■ **Exercise directions**
All lines with the word "JSON" must be pulled from the entries below.
++++ Task input
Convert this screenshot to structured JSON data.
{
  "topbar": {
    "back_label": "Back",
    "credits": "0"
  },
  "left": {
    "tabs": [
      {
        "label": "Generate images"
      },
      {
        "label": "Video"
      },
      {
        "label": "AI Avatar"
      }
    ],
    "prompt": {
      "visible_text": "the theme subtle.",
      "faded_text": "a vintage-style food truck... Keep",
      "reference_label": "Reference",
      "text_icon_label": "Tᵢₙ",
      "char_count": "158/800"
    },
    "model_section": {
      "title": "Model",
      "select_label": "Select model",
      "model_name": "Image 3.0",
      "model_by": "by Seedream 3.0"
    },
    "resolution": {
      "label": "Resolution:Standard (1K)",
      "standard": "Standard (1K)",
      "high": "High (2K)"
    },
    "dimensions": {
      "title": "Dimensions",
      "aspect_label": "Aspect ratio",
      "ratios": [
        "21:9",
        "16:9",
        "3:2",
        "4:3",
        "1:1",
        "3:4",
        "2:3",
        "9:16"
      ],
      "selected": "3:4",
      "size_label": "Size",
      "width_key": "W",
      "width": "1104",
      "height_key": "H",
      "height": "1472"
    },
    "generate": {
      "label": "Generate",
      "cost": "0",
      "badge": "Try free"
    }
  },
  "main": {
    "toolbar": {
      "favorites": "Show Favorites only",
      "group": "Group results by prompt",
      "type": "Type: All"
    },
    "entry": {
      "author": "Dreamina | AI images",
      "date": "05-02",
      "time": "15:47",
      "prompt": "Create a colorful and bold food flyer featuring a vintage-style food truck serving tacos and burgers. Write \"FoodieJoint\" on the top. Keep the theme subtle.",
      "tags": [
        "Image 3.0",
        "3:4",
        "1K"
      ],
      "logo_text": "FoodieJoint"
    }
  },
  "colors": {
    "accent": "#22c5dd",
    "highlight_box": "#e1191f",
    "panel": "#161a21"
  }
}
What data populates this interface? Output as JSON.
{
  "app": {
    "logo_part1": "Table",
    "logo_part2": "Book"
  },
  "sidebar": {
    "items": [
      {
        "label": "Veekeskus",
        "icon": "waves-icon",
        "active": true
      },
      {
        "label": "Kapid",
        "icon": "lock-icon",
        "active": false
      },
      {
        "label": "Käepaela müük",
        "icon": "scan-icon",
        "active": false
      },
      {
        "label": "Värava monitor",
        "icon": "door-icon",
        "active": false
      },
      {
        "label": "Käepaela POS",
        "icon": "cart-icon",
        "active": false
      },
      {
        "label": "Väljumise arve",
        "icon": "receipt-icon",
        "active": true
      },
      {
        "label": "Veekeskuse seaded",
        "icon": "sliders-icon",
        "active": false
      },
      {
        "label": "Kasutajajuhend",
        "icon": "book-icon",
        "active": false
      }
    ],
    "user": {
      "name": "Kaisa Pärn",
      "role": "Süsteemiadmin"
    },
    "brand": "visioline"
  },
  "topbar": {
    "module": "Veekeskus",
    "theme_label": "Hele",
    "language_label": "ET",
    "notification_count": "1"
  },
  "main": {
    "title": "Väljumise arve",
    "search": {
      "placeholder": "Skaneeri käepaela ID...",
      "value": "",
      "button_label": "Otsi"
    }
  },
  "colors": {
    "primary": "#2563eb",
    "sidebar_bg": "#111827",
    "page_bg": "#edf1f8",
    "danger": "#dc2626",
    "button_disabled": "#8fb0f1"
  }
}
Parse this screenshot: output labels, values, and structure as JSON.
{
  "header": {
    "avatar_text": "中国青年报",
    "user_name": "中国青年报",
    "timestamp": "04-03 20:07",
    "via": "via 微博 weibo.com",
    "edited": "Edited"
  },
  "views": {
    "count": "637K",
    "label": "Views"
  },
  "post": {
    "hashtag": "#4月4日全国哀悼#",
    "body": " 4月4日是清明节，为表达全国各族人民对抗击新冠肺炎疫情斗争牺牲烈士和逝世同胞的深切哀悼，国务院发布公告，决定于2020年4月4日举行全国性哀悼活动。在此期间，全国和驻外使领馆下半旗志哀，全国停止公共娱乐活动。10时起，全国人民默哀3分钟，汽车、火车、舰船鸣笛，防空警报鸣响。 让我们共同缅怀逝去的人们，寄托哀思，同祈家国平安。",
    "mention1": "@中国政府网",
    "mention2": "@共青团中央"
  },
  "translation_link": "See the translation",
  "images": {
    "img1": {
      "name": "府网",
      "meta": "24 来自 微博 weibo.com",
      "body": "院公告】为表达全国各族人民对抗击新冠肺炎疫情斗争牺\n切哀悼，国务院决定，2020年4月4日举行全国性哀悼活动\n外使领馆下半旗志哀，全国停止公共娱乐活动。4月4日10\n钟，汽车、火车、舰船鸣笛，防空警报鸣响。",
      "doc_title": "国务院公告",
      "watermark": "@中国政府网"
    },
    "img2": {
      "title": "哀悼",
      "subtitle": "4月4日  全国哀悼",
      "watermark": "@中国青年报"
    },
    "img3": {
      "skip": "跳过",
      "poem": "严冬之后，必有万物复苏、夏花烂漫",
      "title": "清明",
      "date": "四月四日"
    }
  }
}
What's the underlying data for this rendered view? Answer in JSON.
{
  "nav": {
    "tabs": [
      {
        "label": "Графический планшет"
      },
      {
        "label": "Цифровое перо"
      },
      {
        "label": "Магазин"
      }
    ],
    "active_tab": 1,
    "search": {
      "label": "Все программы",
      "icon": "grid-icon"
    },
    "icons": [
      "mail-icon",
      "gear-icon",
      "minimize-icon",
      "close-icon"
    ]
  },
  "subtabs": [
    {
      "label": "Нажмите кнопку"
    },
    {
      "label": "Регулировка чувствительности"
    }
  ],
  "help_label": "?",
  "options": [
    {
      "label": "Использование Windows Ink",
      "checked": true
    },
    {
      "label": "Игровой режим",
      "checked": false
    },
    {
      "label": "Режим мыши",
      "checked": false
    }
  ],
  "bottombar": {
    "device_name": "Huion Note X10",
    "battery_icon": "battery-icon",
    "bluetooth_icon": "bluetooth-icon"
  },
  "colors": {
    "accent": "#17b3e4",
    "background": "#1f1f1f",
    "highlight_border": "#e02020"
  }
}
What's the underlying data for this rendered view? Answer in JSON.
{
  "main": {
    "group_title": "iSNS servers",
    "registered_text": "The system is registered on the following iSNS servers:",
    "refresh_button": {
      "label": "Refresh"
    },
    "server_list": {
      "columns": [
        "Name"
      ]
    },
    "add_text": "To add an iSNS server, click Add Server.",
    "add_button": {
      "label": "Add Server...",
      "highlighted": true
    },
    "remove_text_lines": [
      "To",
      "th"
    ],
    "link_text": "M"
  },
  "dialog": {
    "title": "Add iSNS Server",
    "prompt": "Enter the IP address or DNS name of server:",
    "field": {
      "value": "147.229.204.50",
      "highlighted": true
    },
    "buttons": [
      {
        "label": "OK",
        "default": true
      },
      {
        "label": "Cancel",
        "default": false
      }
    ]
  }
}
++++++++
■ **Response to this exercise**
Convert this screenshot to structured JSON data.
What data populates this interface? Output as JSON.
Parse this screenshot: output labels, values, and structure as JSON.
What's the underlying data for this rendered view? Answer in JSON.
What's the underlying data for this rendered view? Answer in JSON.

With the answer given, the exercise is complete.